  3. ^ "System-Declared Uniform Type Identifiers". Apple Developer Connection. 2008-04-08. Retrieved 2008-11-10. 
  4. ^ "How to extract information from Office files by using Office file formats and schemas". Microsoft. February 26, 2008. Retrieved 2008-11-10. 
  5. ^ a b "XML Spreadsheet Reference". Microsoft Excel 2002 Technical Articles. MSDN. August 2001. Retrieved 2008-11-10. 
  6. ^ "Deprecated features for Excel 2007". Microsoft — David Gainer. August 24, 2006. Retrieved 2009-01-02. 
  7. ^ "'s documentation of the Microsoft Excel File Format". 2008-08-02. 
  8. ^ "Microsoft Office Excel 97 - 2007 Binary File Format Specification (*.xls 97-2007 format)". Microsoft Corporation. 2007. 
  9. ^
  10. ^
  11. ^
  12. ^ DeMarco, Jim (2008-02-01). Pro Excel 2007 VBA. Berkeley, California: Apress. p. 225. ISBN 978-1-59059-957-0. "External data is accessed through a connection file, such as an Office Data Connection (ODC) file (.odc)" 
  13. ^ William, Wehrs (2000). "An Applied DSS Course Using Excel and VBA: IS and/or MS?" (PDF). The Proceedings of ISECON (Information System Educator Conference). pp. 4. Retrieved 2010-02-05. "Microsoft Query is a data retrieval tool (i.e. ODBC browser) that can be employed within Excel 97. It allows a user to create and save queries on external relational databases for which an ODBC driver is available." 
  14. ^ McCullough, B.D.; Wilson, B. (2002). "On the accuracy of statistical procedures in Microsoft Excel 2000 and Excel XP". Computational Statistics & Data Analysis 40 (4): 713–721. doi:10.1016/S0167-9473(02)00095-6. 
  15. ^ McCullough, B.D.; Heiser, D.A. (2008). "On the accuracy of statistical procedures in Microsoft Excel 2007". Computational Statistics & Data Analysis 52 (10): 4570–4578. doi:10.1016/j.csda.2008.03.004. 
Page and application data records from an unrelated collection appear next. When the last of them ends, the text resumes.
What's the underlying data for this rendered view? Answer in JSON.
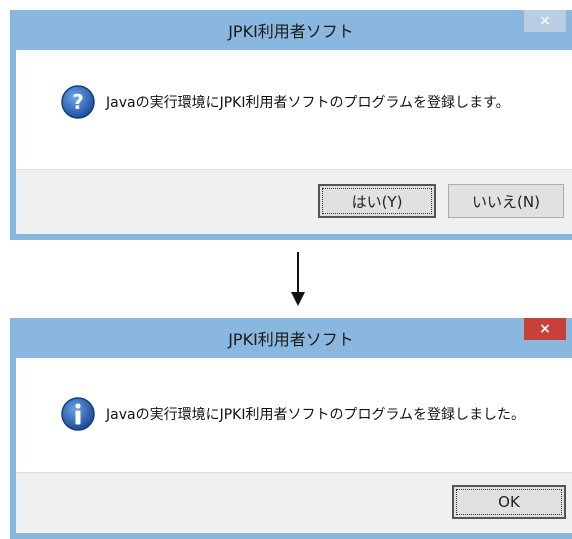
{
  "dialog1": {
    "title": "JPKI利用者ソフト",
    "close_label": "×",
    "icon": "question-icon",
    "message": "Javaの実行環境にJPKI利用者ソフトのプログラムを登録します。",
    "yes_label": "はい(Y)",
    "no_label": "いいえ(N)"
  },
  "arrow": {
    "icon": "down-arrow-icon"
  },
  "dialog2": {
    "title": "JPKI利用者ソフト",
    "close_label": "×",
    "icon": "info-icon",
    "message": "Javaの実行環境にJPKI利用者ソフトのプログラムを登録しました。",
    "ok_label": "OK"
  },
  "colors": {
    "frame": "#8ab7df",
    "close_active": "#c7403a",
    "question_icon": "#2f6fc8",
    "info_icon": "#2a63b8"
  }
}
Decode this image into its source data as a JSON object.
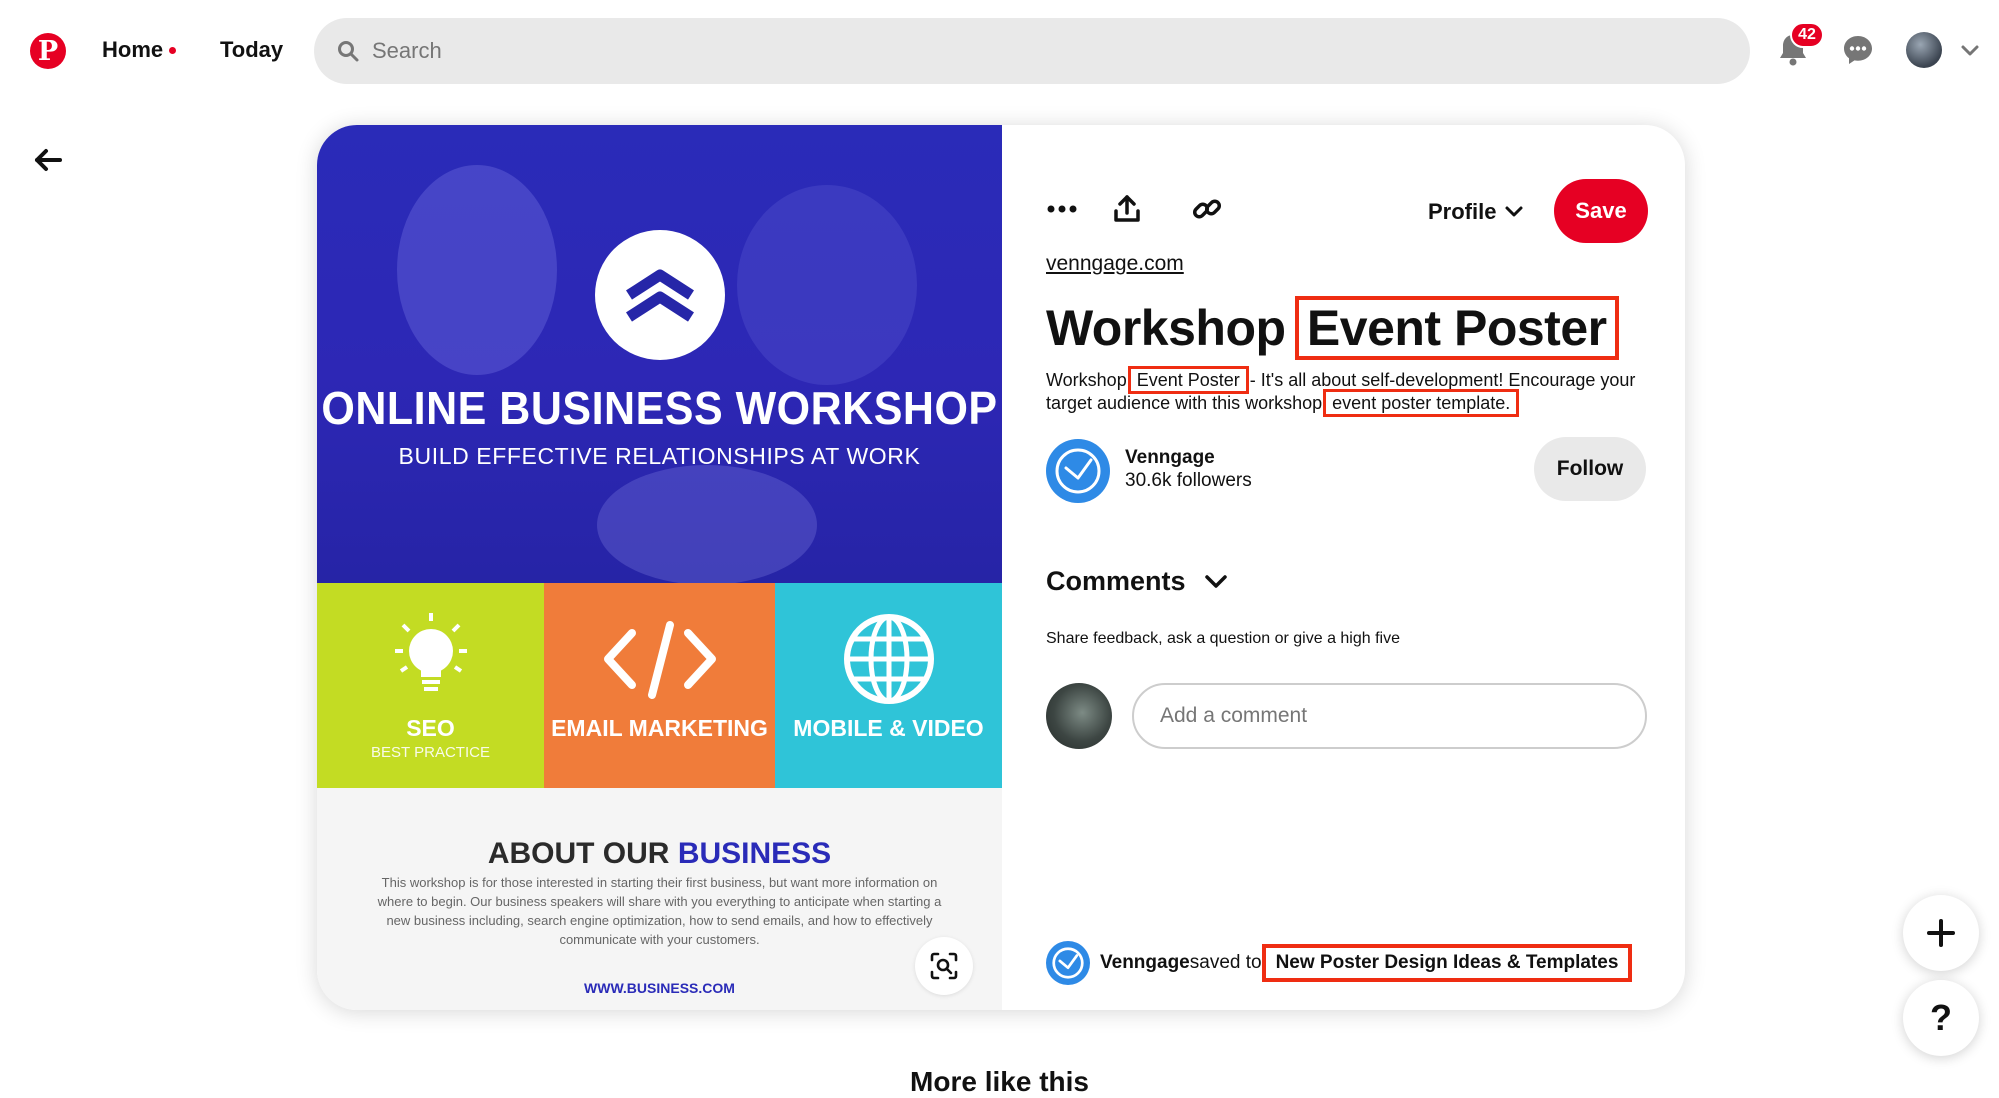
{
  "nav": {
    "home_label": "Home",
    "today_label": "Today",
    "search_placeholder": "Search",
    "notification_count": "42"
  },
  "poster": {
    "title": "ONLINE BUSINESS WORKSHOP",
    "subtitle": "BUILD EFFECTIVE RELATIONSHIPS AT WORK",
    "tiles": [
      {
        "label": "SEO",
        "sub": "BEST PRACTICE",
        "color": "#c3dc23"
      },
      {
        "label": "EMAIL MARKETING",
        "color": "#f07c3a"
      },
      {
        "label": "MOBILE & VIDEO",
        "color": "#2fc4d8"
      }
    ],
    "about_title_a": "ABOUT OUR ",
    "about_title_b": "BUSINESS",
    "about_text": "This workshop is for those interested in starting their first business, but want more information on where to begin. Our business speakers will share with you everything to anticipate when starting a new business including, search engine optimization, how to send emails, and how to effectively communicate with your customers.",
    "url": "WWW.BUSINESS.COM",
    "primary_color": "#2a2bb8"
  },
  "pin": {
    "profile_label": "Profile",
    "save_label": "Save",
    "source": "venngage.com",
    "title_a": "Workshop ",
    "title_b": "Event Poster",
    "desc_a": "Workshop ",
    "desc_b": "Event Poster",
    "desc_c": " - It's all about self-development! Encourage your target audience with this workshop ",
    "desc_d": "event poster template.",
    "creator_name": "Venngage",
    "creator_followers": "30.6k followers",
    "follow_label": "Follow",
    "comments_label": "Comments",
    "comments_hint": "Share feedback, ask a question or give a high five",
    "comment_placeholder": "Add a comment",
    "saved_user": "Venngage",
    "saved_text": " saved to ",
    "board_name": "New Poster Design Ideas & Templates",
    "highlight_color": "#ef2d12",
    "brand_color": "#e60023"
  },
  "floating": {
    "plus": "+",
    "help": "?"
  },
  "more_like_this": "More like this"
}
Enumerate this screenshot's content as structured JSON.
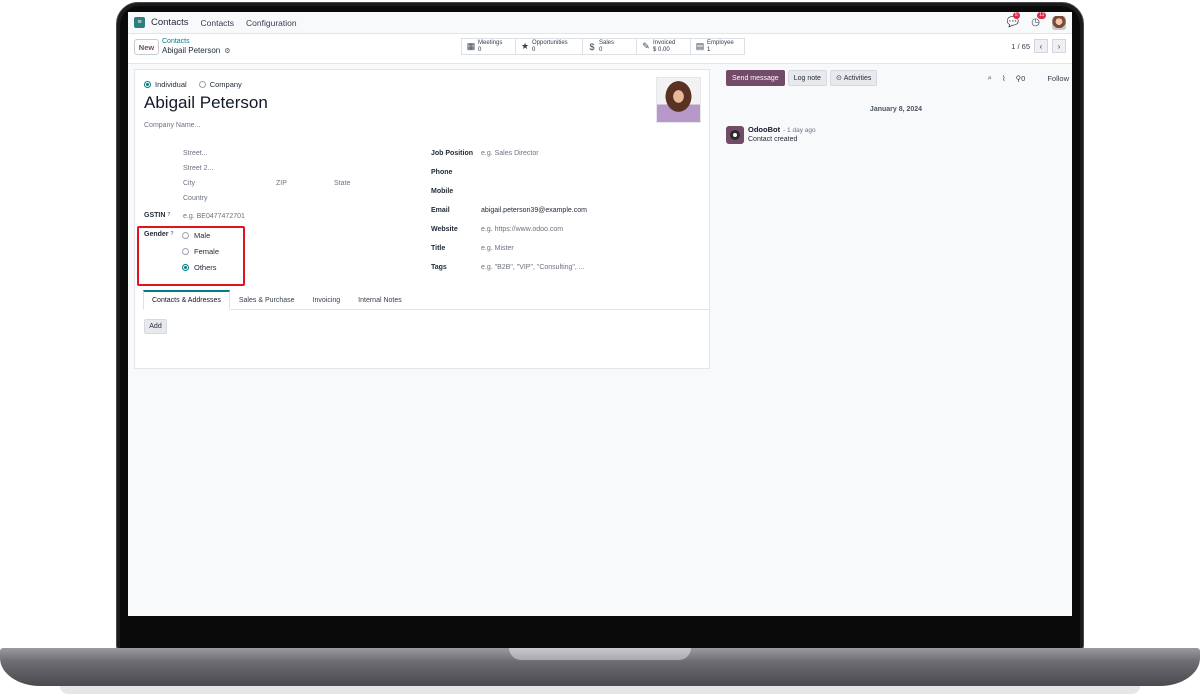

  16. ^ Yalta, A. Talha (2008). "The accuracy of statistical distributions in Microsoft Excel 2007". Computational Statistics & Data Analysis 52 (10): 4579–4586. doi:10.1016/j.csda.2008.03.005. 
  17. ^ Goldwater, Eva. "Using Excel for Statistical Data Analysis — Caveats". University of Massachusetts School of Public Health. Retrieved 2008-11-10. 
  18. ^ "XL: MOD() Function Returns #NUM! Error Value". Microsoft. January 19, 2007. Retrieved 2008-11-10. 
  19. ^ "The MOD bug". Byg Software. Retrieved 2008-11-10. 
  20. ^ "Days of the week before March 1, 1900 are incorrect in Excel". Microsoft. Retrieved 2008-11-10. 
  21. ^ "Excel 2000 incorrectly assumes that the year 1900 is a leap year". Microsoft. Retrieved 2008-11-10. 
  22. ^ Spolsky, Joel (June 16, 2006). "My First BillG Review". Joel on Software. Retrieved 2008-11-10. 
  23. ^ "The Contradictory Nature of OOXML". 
  24. ^ "The xlrd Module". Retrieved 2009-02-25. 

External links


Got something to say? Make a comment.
Your name
Your email address